With Ruby there, we at least have a reminder that performance matters - so maybe it should have been JRuby.  But I can imagine how Pythonists might feel incensed.

I would suggest 12 languages in 12 months or 3 languages in 3 months.

Take a moment to look at the comments on the Prolog N-Queens code.  Is Tate claiming that the two files in question are his copyrighted code?  Compare the ICON code for N-Queens and ask whether you wouldn't be better looking there for an alternative language on your shelf.  And Rebol 3 is really starting to take shape over at Rebol.net, Rebol.org and Rebol.com

Most CS folks recall the course in which they were required to do some Prolog.  But would they skip a chapter on JESS or Logtalk?

The real story in Prolog in the past 25 years is constraint resolution, and that can be seen best in Oz.  But the reader will have to use emacs.  Oops.

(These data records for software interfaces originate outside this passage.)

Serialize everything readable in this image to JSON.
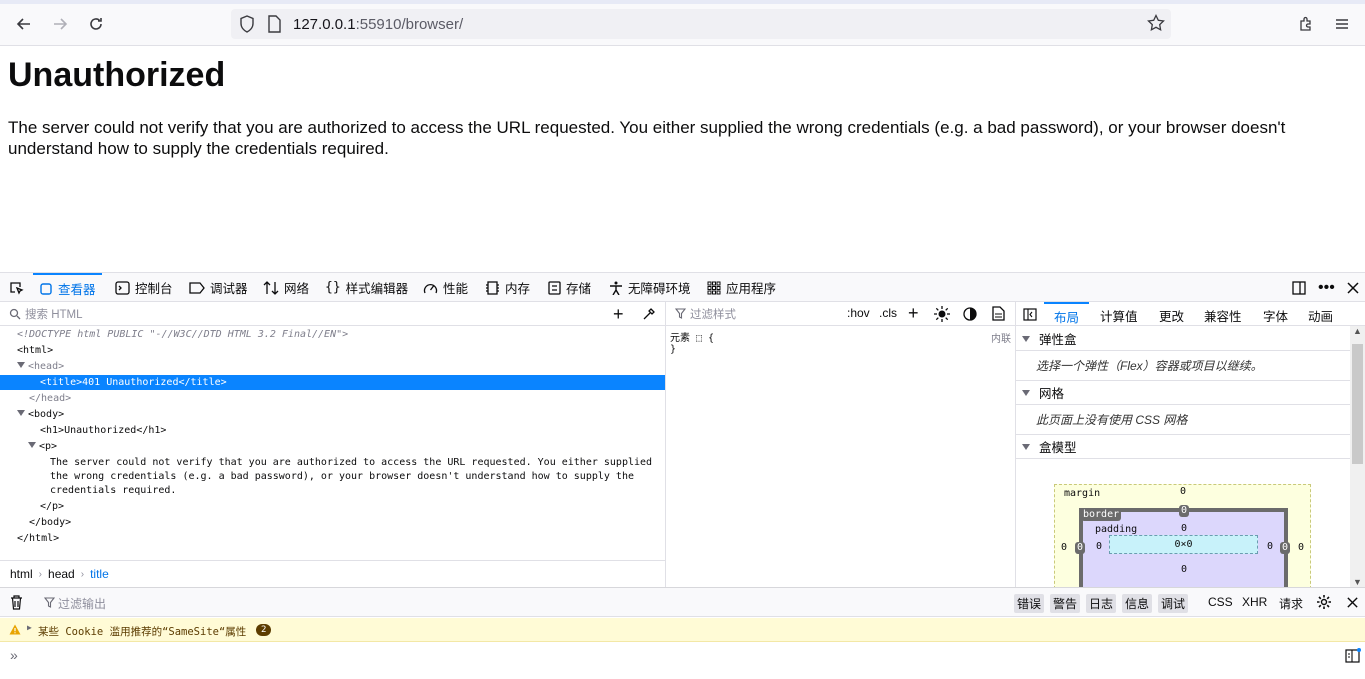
{
  "browser": {
    "url_host": "127.0.0.1",
    "url_rest": ":55910/browser/"
  },
  "page": {
    "heading": "Unauthorized",
    "body": "The server could not verify that you are authorized to access the URL requested. You either supplied the wrong credentials (e.g. a bad password), or your browser doesn't understand how to supply the credentials required."
  },
  "devtools": {
    "tabs": [
      "查看器",
      "控制台",
      "调试器",
      "网络",
      "样式编辑器",
      "性能",
      "内存",
      "存储",
      "无障碍环境",
      "应用程序"
    ],
    "active_tab": "查看器",
    "search_html_placeholder": "搜索 HTML",
    "markup": {
      "doctype": "<!DOCTYPE html PUBLIC \"-//W3C//DTD HTML 3.2 Final//EN\">",
      "html_open": "<html>",
      "head_open": "<head>",
      "title_line": "<title>401 Unauthorized</title>",
      "head_close": "</head>",
      "body_open": "<body>",
      "h1_line": "<h1>Unauthorized</h1>",
      "p_open": "<p>",
      "p_text_1": "The server could not verify that you are authorized to access the URL requested. You either supplied",
      "p_text_2": "the wrong credentials (e.g. a bad password), or your browser doesn't understand how to supply the",
      "p_text_3": "credentials required.",
      "p_close": "</p>",
      "body_close": "</body>",
      "html_close": "</html>"
    },
    "breadcrumbs": [
      "html",
      "head",
      "title"
    ],
    "rules": {
      "filter_placeholder": "过滤样式",
      "hov": ":hov",
      "cls": ".cls",
      "element_rule": "元素 ⬚ {",
      "close_brace": "}",
      "inline": "内联"
    },
    "layout": {
      "tabs": [
        "布局",
        "计算值",
        "更改",
        "兼容性",
        "字体",
        "动画"
      ],
      "active_tab": "布局",
      "flex_title": "弹性盒",
      "flex_msg": "选择一个弹性（Flex）容器或项目以继续。",
      "grid_title": "网格",
      "grid_msg": "此页面上没有使用 CSS 网格",
      "boxmodel_title": "盒模型",
      "margin_label": "margin",
      "border_label": "border",
      "padding_label": "padding",
      "content_size": "0×0",
      "zero": "0"
    },
    "console": {
      "filter_placeholder": "过滤输出",
      "levels": [
        "错误",
        "警告",
        "日志",
        "信息",
        "调试"
      ],
      "types": [
        "CSS",
        "XHR",
        "请求"
      ],
      "warning_text": "某些 Cookie 滥用推荐的“SameSite“属性",
      "warning_count": "2"
    }
  }
}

I don't mean to knock Amzi! Prolog for Eclipse or many of the excellent Prolog projects such as swi-prolog.org (now with UNICODE and constraint-handling rules) but I would argue that what makes SWI interesting is Logtalk - and if there is RDF in the picture, that points to XSB.

Clojure, Haskell, Io, XSB, Scala, Erlang, JESS and JRuby in 8 weeks.  Ok, now I'm more likely to recommend a book.

"Clojure, F#, Io, Oz, Scala, Erlang, and JRuby in 7 months".  Call it "between vacations reading-and-testing-and-coding-and-designing".  And you would have my attention.

And whatever became of Tcl ( it only gave us Tk, Expect, Sqlite and now TclOO.)  Oops.

Oh, and Mercury now generates Erlang in addition to C or Java.

Isn't concurrency coming to UNICON?  Isn't Oz now distributed Oz?  Isn't ObjectIcon at code.google.com/p/objecticon
Oh - right.  The cool factor.  And Smalltalk itself - after giving us so much and then the RefactoringBrowser and then UnitTest and pair-programming and eXtreme Programming and the wiki at c2.com ... is not yet cool again.  Might as well wait for Hermes2 on a non-Linux OS.
Oh - and Rebol is already PEG-equivalent at 300+ Kb core running with a claim to a whole 15 Mb of working memory.  Hmmm.